We use cookies to provide some features and experiences in QOSHE

More information  .  Close
Aa Aa Aa
- A +

Commentary: Can shifting the emphasis to renting help solve Singapore’s public housing puzzle?

5 1 1747
01.07.2018

SINGAPORE: With significant CPF funds being funnelled to housing, and a substantial reason why Singaporeans' retirement savings may be inadequate, Singapore needs to consider that housing and retirement security are two sides of the same coin.

We need to look at other ways to unlock housing equity in a way that resolves the conundrum of the ageing flat and gives home owners adequate retirement funding without disrupting the property market which so many Singaporeans rely on as a source of wealth.

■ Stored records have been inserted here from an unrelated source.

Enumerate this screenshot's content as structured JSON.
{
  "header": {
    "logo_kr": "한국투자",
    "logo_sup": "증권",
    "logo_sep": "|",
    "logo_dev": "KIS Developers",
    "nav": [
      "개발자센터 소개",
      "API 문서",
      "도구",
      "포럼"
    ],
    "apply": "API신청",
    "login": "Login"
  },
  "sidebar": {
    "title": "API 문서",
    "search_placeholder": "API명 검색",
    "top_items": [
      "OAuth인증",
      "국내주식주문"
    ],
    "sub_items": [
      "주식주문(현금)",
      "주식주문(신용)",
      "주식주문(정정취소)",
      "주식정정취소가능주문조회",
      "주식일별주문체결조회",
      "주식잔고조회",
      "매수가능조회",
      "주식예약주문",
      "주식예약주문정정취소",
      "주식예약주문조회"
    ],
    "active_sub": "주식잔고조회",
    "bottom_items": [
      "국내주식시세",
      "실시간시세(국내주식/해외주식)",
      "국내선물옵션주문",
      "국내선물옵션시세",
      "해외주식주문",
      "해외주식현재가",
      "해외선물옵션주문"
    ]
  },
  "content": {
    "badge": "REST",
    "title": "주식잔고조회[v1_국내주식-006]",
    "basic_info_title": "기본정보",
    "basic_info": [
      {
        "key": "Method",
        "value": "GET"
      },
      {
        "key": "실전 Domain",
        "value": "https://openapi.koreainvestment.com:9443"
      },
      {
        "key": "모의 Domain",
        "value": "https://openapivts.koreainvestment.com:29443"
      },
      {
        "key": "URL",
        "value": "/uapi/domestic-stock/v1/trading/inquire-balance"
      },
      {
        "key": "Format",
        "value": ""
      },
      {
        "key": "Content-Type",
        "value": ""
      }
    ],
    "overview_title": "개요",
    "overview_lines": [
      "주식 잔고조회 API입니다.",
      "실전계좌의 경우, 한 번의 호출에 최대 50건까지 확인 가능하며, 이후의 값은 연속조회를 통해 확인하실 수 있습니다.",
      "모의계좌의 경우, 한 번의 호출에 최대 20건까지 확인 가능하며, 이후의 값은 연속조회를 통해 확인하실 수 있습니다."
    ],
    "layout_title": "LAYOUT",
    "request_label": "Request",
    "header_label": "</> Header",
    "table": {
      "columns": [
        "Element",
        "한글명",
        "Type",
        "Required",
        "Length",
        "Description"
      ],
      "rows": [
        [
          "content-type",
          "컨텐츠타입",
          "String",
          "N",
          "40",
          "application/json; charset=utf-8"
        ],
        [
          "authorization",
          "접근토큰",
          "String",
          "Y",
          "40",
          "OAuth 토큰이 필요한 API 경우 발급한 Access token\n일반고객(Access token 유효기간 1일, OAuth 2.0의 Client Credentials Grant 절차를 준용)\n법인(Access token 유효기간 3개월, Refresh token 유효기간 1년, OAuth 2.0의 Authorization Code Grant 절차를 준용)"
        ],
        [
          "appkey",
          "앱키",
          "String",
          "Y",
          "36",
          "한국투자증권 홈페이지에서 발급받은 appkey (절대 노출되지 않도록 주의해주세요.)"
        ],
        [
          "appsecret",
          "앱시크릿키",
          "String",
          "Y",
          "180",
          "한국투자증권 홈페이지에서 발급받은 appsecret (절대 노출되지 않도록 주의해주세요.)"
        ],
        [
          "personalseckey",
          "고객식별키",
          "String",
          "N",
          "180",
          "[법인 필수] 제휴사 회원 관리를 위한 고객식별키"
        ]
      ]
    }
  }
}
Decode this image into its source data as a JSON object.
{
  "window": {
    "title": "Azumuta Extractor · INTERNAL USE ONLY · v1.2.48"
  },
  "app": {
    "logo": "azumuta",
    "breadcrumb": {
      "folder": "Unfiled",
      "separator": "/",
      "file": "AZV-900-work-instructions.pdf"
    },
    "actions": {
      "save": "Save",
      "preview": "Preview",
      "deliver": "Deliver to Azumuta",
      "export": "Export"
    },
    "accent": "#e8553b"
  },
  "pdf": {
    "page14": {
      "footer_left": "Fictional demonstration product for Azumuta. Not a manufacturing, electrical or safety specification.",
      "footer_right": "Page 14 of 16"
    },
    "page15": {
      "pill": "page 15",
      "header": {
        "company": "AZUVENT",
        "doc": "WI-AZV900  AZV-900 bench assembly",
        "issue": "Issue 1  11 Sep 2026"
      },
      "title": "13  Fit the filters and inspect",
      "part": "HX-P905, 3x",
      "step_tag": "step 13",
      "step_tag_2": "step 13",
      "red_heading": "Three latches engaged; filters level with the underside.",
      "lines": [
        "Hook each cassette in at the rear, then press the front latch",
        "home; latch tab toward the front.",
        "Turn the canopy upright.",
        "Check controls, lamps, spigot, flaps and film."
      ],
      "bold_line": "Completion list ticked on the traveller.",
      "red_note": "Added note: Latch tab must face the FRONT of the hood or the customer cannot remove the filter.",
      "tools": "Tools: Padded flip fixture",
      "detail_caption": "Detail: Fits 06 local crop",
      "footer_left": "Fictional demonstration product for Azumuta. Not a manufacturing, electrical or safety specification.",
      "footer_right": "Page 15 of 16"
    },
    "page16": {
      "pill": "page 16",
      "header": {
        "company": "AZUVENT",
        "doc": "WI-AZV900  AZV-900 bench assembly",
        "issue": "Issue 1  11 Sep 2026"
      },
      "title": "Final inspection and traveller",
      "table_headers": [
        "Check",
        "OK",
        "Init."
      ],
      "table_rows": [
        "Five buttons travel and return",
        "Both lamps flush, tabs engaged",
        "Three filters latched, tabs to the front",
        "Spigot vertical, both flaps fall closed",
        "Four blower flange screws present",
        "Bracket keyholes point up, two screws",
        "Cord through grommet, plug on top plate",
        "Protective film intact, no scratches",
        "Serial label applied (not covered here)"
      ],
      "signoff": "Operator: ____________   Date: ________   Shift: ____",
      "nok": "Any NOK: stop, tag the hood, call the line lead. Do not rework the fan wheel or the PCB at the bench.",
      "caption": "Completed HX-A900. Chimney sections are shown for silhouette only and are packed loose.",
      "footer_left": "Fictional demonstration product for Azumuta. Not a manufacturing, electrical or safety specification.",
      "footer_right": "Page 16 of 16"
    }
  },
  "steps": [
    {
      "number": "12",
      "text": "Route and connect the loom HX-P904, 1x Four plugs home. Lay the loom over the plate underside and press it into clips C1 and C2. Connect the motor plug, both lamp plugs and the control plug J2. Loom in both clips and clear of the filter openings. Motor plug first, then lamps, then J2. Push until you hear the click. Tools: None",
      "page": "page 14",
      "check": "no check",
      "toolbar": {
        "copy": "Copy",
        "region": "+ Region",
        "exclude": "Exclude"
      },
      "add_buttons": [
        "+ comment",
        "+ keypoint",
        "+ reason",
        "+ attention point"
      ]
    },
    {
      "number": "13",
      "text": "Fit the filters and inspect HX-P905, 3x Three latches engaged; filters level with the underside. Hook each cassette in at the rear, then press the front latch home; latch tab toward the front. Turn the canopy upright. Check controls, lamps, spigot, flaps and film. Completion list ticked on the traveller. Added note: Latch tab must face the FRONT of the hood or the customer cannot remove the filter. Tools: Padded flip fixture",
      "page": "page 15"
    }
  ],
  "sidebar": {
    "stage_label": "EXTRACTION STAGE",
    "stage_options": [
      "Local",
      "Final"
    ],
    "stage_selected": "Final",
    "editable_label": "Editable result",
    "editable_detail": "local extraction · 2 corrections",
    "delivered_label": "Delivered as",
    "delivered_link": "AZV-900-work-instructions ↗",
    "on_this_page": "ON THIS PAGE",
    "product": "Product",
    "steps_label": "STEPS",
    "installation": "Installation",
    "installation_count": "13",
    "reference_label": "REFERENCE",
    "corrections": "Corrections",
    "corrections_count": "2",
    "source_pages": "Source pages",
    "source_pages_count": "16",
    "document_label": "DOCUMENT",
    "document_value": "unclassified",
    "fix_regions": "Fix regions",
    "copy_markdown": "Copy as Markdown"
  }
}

LEASEHOLD PROPERTY NOT REALLY THE PROBLEM

The finite land tenure system in Singapore is hardly unique. In Hong Kong, virtually all land is under leasehold, most with terms of 75 or 99 years.

In Japan, residential land leases of 50 years can be found in urban centres. House prices adjust accordingly. Citizens there generally do not expect the government to swoop in and rescue them when their leases expire.

When new HDB flats are sold with 99-year leases, nearly all Singaporeans benefit up front. At the end of the minimum occupation period, resale prices are almost invariably much higher than the purchase price.

The home owner has also paid for their housing up front, in effect inflation proofing their housing needs – important when house prices are rising.

READ: 99-year HDB leases a chance to review home ownership and retirement policies, a commentary.

READ: An over-emphasis on home ownership can come at a cost to society, a commentary.

READ: Singapore's public housing has done its job splendidly. Maybe it's time for a make-over, a commentary.

The Government also gives an assortment of housing grants to encourage various social goals in housing. The subsidised upgrading programme, present since the 1990s, is also another source of redistribution.

File photo of HDB Flat in Singapore.


HDB flats may be harder to sell when their leases get shorter, due mainly to restrictions on CPF withdrawals, and the reluctance of banks to lend for houses of short........

© Channel NewsAsia